■ Dataset rows describing interfaces:
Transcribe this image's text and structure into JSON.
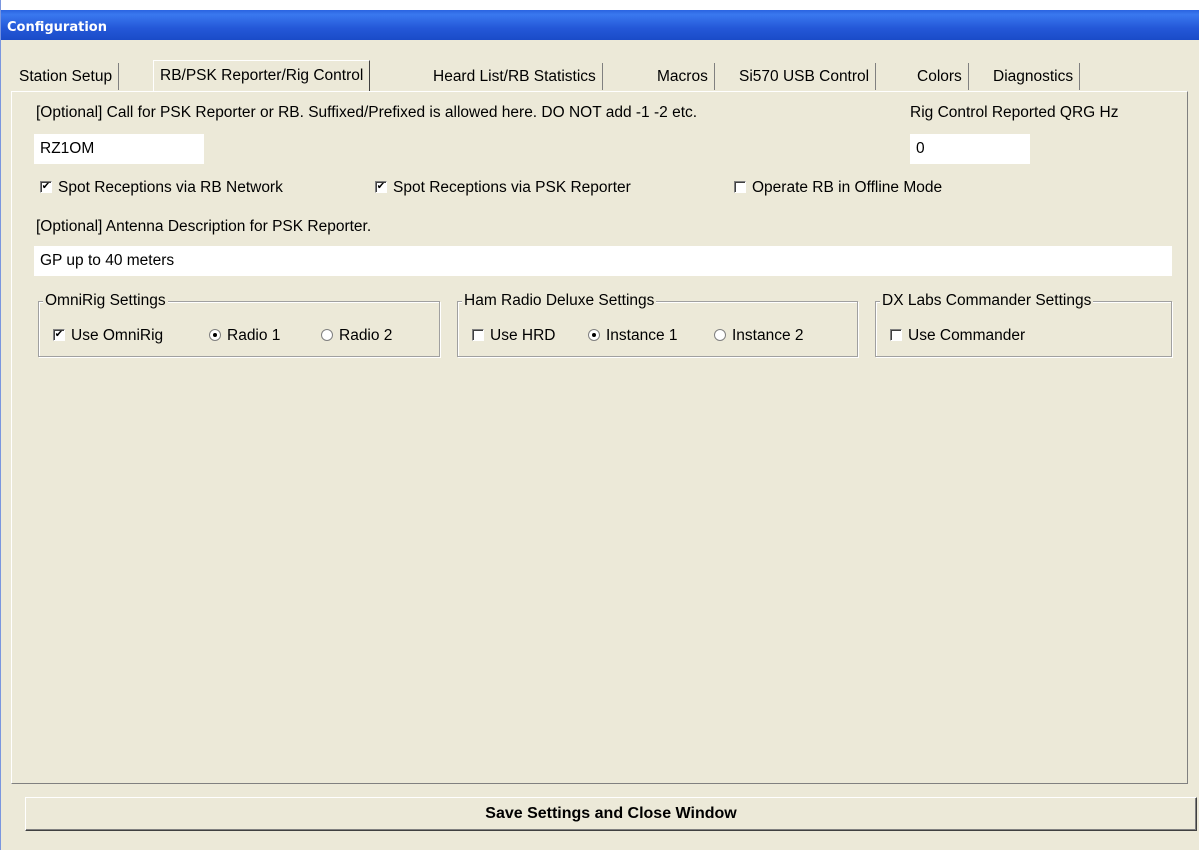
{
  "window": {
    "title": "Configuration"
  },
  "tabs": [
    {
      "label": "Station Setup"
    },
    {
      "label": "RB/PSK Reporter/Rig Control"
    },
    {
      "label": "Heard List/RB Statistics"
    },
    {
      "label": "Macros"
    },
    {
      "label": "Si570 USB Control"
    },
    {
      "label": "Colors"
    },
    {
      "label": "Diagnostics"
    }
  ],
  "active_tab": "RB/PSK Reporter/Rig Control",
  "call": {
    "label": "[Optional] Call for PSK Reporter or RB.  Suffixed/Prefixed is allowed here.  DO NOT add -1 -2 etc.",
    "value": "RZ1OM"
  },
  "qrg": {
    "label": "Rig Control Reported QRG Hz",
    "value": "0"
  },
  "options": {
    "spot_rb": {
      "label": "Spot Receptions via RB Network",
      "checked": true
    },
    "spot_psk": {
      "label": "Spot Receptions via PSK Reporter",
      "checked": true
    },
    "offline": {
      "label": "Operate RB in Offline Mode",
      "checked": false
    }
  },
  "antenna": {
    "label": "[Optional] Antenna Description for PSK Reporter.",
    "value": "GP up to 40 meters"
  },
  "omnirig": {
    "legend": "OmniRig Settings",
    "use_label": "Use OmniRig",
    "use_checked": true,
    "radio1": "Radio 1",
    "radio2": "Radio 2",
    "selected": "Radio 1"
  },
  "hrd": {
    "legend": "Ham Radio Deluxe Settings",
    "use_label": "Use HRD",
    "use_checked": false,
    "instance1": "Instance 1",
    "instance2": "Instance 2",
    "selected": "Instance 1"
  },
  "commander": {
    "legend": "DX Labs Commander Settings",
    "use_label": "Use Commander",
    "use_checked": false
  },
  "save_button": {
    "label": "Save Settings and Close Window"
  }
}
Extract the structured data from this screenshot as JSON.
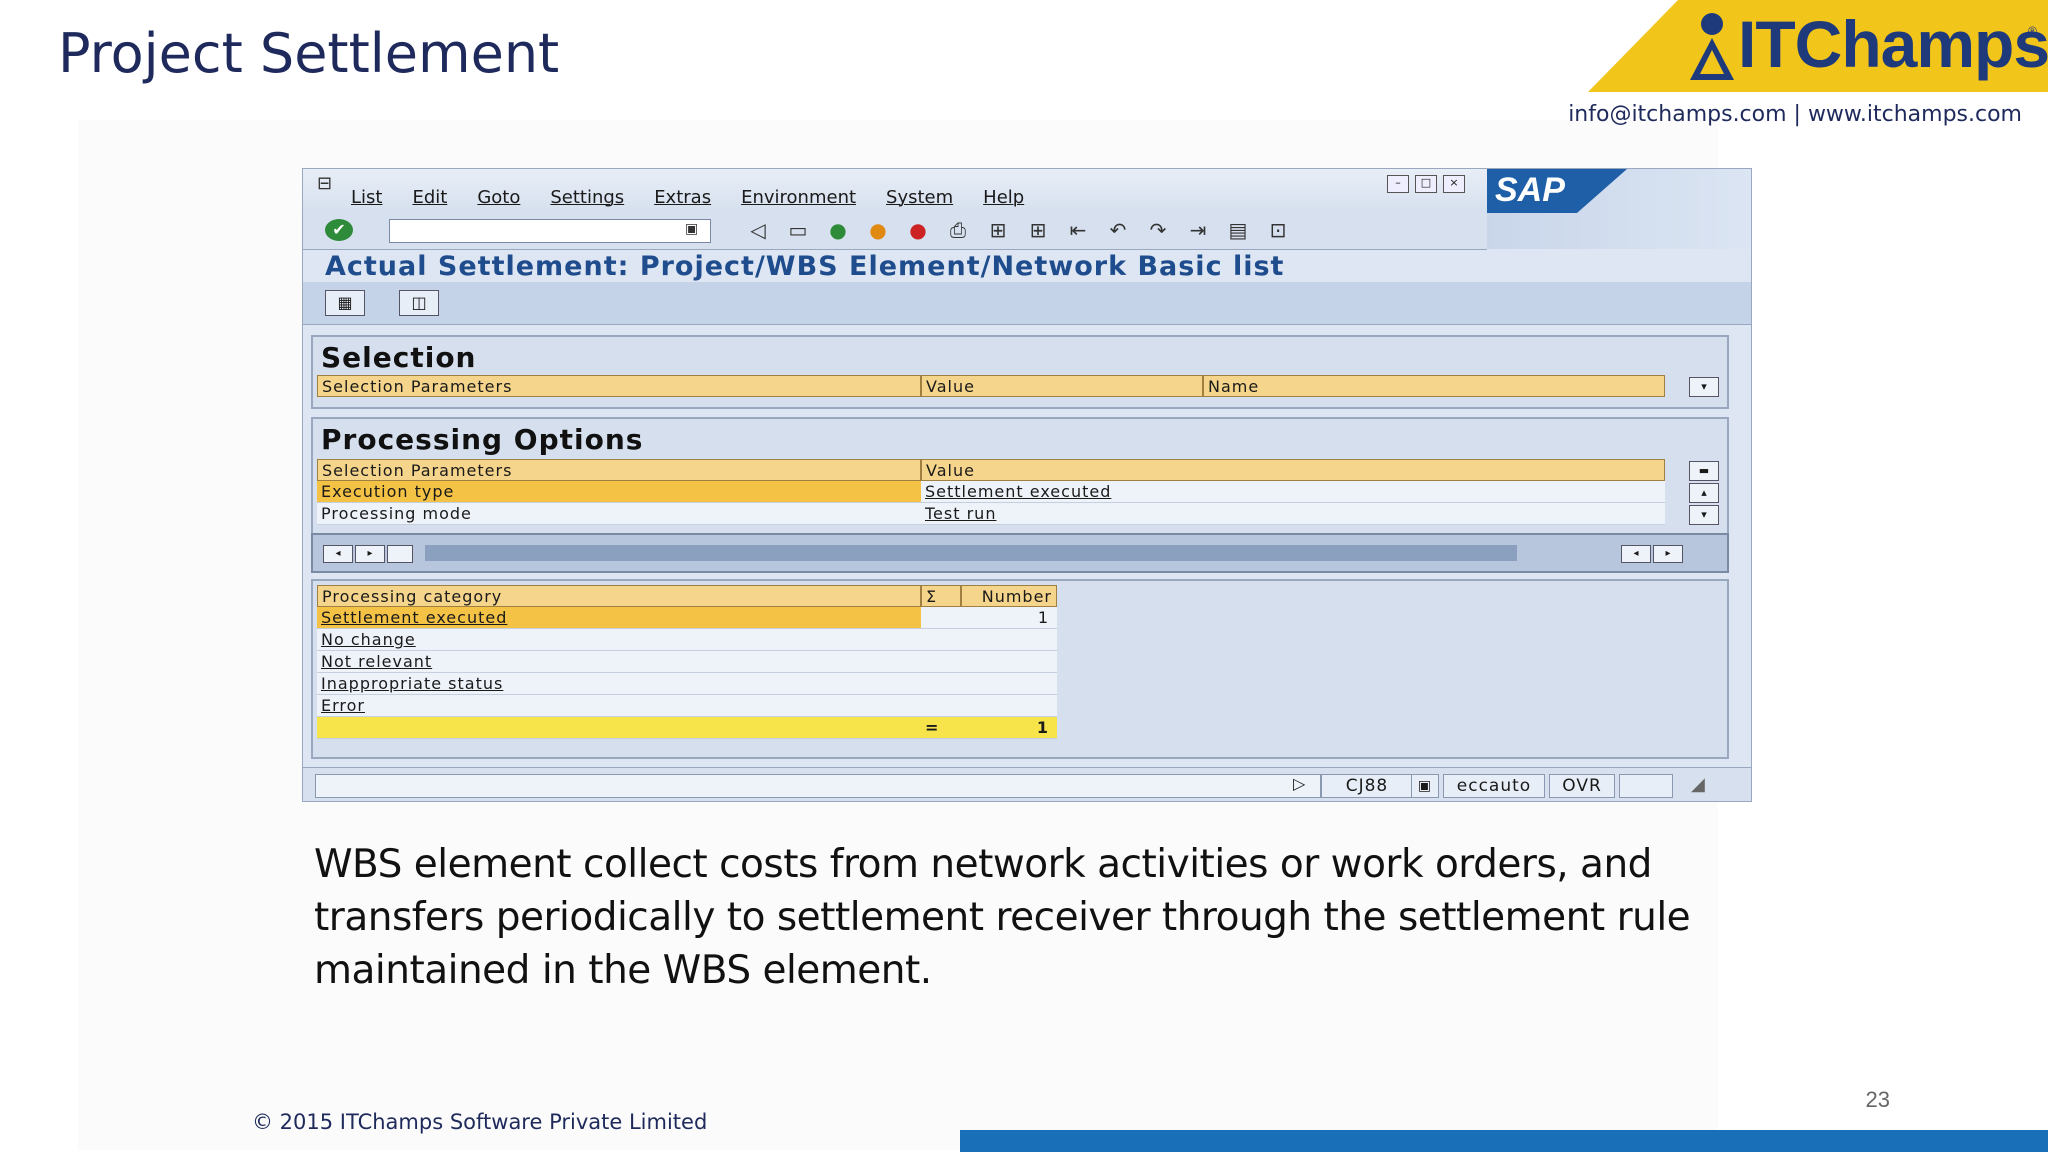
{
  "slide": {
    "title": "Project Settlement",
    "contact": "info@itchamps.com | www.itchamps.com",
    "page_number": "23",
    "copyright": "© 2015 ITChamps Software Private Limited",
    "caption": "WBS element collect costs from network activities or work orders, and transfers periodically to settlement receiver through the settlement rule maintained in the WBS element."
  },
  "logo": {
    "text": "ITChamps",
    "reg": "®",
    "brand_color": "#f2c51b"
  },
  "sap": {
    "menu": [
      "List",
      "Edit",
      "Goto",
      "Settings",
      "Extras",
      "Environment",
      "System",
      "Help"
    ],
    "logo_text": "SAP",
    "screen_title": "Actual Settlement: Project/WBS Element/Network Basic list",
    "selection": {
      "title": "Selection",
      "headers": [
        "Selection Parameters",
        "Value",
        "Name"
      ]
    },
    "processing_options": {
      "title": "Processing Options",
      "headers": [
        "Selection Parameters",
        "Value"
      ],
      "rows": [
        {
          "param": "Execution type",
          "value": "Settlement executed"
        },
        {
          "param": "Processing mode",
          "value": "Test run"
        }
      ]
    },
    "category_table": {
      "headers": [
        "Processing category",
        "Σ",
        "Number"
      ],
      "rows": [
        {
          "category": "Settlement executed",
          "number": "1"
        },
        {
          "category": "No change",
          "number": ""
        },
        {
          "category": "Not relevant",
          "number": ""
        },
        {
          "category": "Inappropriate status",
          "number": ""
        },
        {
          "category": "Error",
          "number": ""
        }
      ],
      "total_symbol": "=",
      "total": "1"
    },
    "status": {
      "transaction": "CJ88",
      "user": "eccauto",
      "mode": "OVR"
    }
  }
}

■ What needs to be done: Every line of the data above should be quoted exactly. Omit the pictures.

■ Solved exercise:
Transcribe this image's text and structure into JSON.
{
  "window": {
    "title": "Configuration"
  },
  "tabs": [
    {
      "label": "Station Setup"
    },
    {
      "label": "RB/PSK Reporter/Rig Control"
    },
    {
      "label": "Heard List/RB Statistics"
    },
    {
      "label": "Macros"
    },
    {
      "label": "Si570 USB Control"
    },
    {
      "label": "Colors"
    },
    {
      "label": "Diagnostics"
    }
  ],
  "active_tab": "RB/PSK Reporter/Rig Control",
  "call": {
    "label": "[Optional] Call for PSK Reporter or RB.  Suffixed/Prefixed is allowed here.  DO NOT add -1 -2 etc.",
    "value": "RZ1OM"
  },
  "qrg": {
    "label": "Rig Control Reported QRG Hz",
    "value": "0"
  },
  "options": {
    "spot_rb": {
      "label": "Spot Receptions via RB Network",
      "checked": true
    },
    "spot_psk": {
      "label": "Spot Receptions via PSK Reporter",
      "checked": true
    },
    "offline": {
      "label": "Operate RB in Offline Mode",
      "checked": false
    }
  },
  "antenna": {
    "label": "[Optional] Antenna Description for PSK Reporter.",
    "value": "GP up to 40 meters"
  },
  "omnirig": {
    "legend": "OmniRig Settings",
    "use_label": "Use OmniRig",
    "use_checked": true,
    "radio1": "Radio 1",
    "radio2": "Radio 2",
    "selected": "Radio 1"
  },
  "hrd": {
    "legend": "Ham Radio Deluxe Settings",
    "use_label": "Use HRD",
    "use_checked": false,
    "instance1": "Instance 1",
    "instance2": "Instance 2",
    "selected": "Instance 1"
  },
  "commander": {
    "legend": "DX Labs Commander Settings",
    "use_label": "Use Commander",
    "use_checked": false
  },
  "save_button": {
    "label": "Save Settings and Close Window"
  }
}
Extract the structured data from this screenshot as JSON.
{
  "slide": {
    "title": "Project Settlement",
    "contact": "info@itchamps.com | www.itchamps.com",
    "page_number": "23",
    "copyright": "© 2015 ITChamps Software Private Limited",
    "caption": "WBS element collect costs from network activities or work orders, and transfers periodically to settlement receiver through the settlement rule maintained in the WBS element."
  },
  "logo": {
    "text": "ITChamps",
    "reg": "®",
    "brand_color": "#f2c51b"
  },
  "sap": {
    "menu": [
      "List",
      "Edit",
      "Goto",
      "Settings",
      "Extras",
      "Environment",
      "System",
      "Help"
    ],
    "logo_text": "SAP",
    "screen_title": "Actual Settlement: Project/WBS Element/Network Basic list",
    "selection": {
      "title": "Selection",
      "headers": [
        "Selection Parameters",
        "Value",
        "Name"
      ]
    },
    "processing_options": {
      "title": "Processing Options",
      "headers": [
        "Selection Parameters",
        "Value"
      ],
      "rows": [
        {
          "param": "Execution type",
          "value": "Settlement executed"
        },
        {
          "param": "Processing mode",
          "value": "Test run"
        }
      ]
    },
    "category_table": {
      "headers": [
        "Processing category",
        "Σ",
        "Number"
      ],
      "rows": [
        {
          "category": "Settlement executed",
          "number": "1"
        },
        {
          "category": "No change",
          "number": ""
        },
        {
          "category": "Not relevant",
          "number": ""
        },
        {
          "category": "Inappropriate status",
          "number": ""
        },
        {
          "category": "Error",
          "number": ""
        }
      ],
      "total_symbol": "=",
      "total": "1"
    },
    "status": {
      "transaction": "CJ88",
      "user": "eccauto",
      "mode": "OVR"
    }
  }
}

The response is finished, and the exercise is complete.